Entries from a dataset of interfaces
================
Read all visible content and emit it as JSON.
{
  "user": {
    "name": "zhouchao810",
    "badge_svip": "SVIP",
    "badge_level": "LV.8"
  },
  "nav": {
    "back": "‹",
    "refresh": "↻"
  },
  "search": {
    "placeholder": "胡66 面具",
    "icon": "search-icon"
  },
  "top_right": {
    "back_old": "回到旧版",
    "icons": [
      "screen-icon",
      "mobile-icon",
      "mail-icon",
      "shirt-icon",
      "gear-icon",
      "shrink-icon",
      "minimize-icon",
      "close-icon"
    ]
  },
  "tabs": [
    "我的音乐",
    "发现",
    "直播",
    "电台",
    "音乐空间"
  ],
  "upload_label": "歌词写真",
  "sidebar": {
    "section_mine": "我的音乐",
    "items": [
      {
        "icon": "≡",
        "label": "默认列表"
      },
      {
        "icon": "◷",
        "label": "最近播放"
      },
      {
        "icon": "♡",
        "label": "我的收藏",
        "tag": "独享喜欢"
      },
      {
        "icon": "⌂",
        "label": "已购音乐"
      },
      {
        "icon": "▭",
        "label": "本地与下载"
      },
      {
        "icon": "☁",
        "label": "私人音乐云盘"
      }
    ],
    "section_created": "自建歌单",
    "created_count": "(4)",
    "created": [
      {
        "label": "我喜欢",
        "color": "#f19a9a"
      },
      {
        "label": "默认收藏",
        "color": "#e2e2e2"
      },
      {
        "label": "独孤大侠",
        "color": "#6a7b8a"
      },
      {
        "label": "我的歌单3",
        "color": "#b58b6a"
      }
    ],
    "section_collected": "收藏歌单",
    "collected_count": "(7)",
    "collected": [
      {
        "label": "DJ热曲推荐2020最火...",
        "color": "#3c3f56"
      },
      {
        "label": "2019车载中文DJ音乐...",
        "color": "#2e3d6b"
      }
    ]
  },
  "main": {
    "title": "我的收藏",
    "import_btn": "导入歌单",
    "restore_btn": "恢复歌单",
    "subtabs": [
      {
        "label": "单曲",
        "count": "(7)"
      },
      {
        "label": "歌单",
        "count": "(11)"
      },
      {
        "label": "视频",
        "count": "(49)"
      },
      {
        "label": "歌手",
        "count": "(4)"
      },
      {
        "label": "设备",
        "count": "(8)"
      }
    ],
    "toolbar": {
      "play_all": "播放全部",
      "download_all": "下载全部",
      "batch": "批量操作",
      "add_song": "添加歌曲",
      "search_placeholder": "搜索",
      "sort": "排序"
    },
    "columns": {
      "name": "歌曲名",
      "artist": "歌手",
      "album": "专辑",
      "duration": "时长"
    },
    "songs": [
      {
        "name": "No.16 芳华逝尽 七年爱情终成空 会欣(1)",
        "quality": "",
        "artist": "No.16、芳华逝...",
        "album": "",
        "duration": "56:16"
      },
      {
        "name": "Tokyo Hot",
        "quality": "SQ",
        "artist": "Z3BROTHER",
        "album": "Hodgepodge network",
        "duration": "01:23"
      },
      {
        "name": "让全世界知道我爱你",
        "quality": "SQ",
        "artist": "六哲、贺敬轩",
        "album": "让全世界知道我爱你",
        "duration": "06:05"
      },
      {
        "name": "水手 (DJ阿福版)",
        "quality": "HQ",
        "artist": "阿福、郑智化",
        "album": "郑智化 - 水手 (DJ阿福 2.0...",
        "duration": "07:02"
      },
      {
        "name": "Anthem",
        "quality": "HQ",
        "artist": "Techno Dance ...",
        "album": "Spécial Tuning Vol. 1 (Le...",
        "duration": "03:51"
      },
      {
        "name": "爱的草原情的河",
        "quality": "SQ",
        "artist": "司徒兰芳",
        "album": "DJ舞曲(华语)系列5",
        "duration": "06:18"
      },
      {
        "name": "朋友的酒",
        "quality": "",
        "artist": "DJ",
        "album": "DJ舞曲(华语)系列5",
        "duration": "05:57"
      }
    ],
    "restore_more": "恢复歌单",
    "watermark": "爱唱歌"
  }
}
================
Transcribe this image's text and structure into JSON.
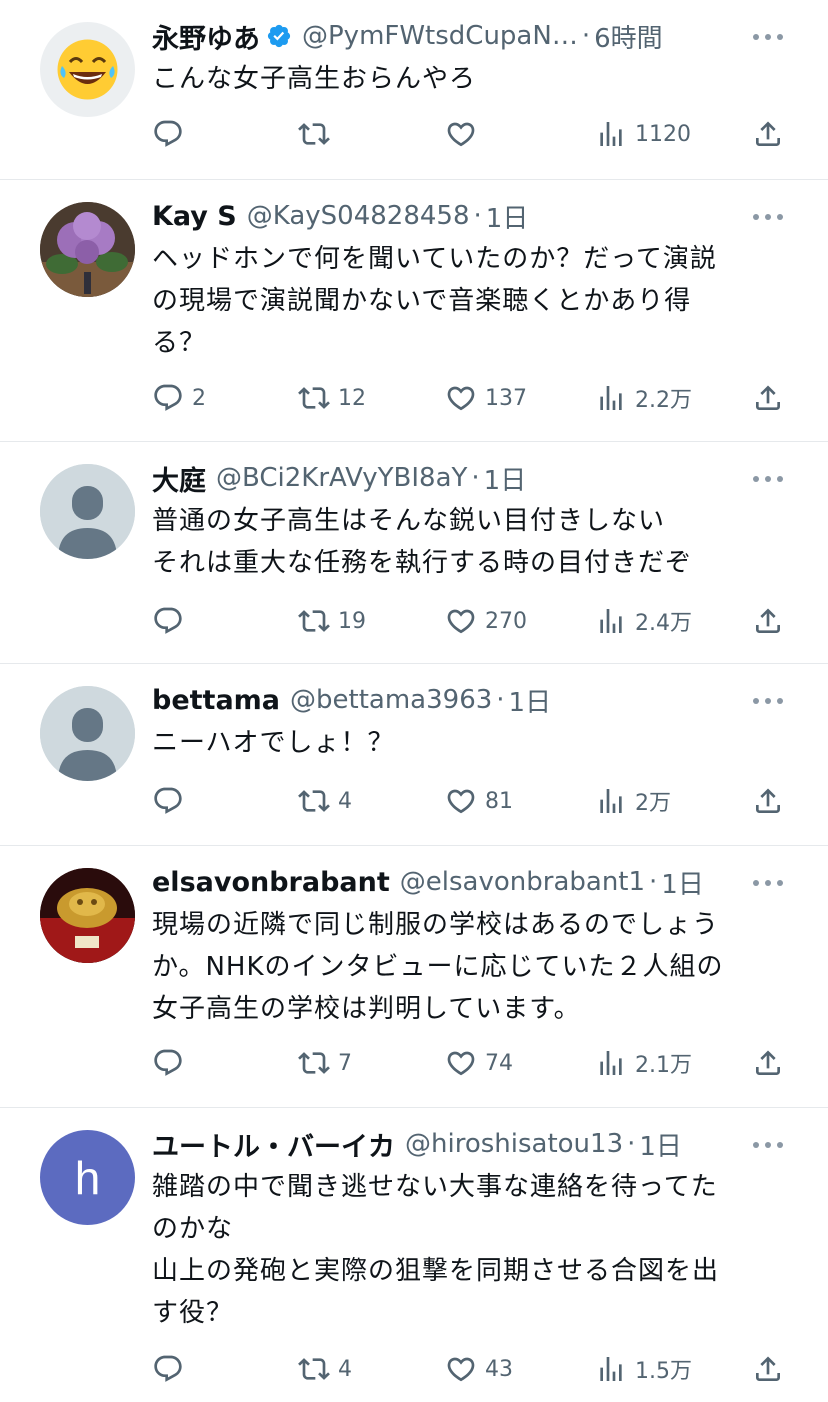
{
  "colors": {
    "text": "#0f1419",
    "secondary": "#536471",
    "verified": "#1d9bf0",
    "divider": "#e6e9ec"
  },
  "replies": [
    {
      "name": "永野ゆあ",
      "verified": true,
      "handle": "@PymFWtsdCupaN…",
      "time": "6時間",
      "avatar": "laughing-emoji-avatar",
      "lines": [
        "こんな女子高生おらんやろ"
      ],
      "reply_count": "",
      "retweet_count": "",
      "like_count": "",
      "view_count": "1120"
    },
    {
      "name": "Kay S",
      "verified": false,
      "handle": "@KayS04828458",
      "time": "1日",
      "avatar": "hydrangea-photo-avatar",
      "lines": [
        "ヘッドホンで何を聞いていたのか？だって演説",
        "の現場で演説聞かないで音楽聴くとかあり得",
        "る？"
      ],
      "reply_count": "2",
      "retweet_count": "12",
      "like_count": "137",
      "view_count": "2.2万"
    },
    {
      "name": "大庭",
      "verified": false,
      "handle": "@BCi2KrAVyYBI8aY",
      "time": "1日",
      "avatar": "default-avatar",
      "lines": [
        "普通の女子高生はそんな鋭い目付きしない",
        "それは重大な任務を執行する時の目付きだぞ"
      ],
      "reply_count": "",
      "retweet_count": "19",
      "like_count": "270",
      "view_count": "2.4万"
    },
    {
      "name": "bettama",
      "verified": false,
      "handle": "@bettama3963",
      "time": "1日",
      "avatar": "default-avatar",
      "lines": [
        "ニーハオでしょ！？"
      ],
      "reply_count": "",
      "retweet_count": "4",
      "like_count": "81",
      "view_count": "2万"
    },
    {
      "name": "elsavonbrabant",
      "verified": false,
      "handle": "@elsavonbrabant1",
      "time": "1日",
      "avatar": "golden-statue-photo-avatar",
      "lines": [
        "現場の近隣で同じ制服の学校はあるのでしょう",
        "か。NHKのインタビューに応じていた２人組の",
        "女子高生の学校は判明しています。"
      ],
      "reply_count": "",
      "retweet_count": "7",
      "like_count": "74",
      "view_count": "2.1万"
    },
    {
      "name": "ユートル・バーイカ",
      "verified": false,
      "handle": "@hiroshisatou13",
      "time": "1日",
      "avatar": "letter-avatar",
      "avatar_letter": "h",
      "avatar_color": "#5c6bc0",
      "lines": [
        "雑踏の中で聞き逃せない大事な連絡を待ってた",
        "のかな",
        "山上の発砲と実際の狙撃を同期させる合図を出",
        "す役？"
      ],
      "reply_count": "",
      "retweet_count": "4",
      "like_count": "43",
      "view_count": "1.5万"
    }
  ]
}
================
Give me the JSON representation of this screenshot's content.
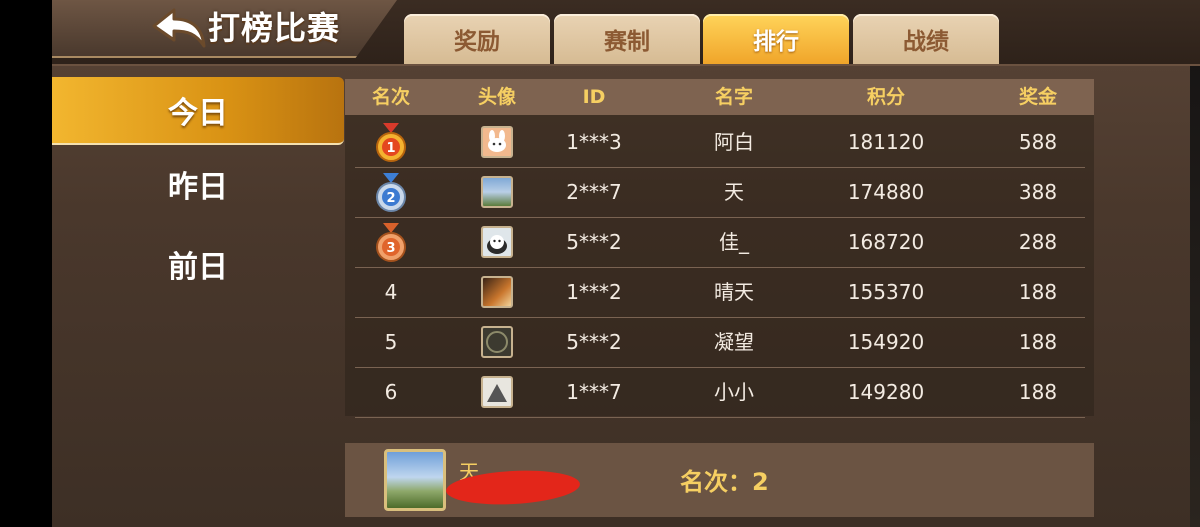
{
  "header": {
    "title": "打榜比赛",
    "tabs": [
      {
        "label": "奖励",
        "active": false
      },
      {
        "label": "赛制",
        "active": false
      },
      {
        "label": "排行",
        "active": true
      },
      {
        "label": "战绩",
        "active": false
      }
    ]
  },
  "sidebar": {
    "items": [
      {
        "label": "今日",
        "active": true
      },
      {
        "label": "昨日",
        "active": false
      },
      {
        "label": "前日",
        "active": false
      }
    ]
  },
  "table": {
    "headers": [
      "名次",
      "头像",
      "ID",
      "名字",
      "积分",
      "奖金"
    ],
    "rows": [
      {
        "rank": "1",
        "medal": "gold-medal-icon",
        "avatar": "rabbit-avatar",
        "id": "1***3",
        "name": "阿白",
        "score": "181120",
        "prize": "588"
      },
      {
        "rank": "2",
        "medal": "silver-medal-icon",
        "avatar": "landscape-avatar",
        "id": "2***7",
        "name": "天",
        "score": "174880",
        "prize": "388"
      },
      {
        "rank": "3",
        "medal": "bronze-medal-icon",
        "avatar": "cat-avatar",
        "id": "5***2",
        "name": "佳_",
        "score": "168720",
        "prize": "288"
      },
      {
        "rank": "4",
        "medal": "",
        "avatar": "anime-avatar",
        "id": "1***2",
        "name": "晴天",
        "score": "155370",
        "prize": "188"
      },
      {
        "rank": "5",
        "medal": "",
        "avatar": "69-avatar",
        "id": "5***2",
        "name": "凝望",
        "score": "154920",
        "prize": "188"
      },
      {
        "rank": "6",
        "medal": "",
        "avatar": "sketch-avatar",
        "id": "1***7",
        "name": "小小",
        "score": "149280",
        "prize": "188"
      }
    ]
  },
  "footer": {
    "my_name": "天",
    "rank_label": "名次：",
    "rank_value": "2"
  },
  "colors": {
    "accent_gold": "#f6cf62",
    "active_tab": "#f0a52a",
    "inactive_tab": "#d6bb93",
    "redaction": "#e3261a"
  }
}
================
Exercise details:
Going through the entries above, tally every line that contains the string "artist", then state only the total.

Response to this exercise:
8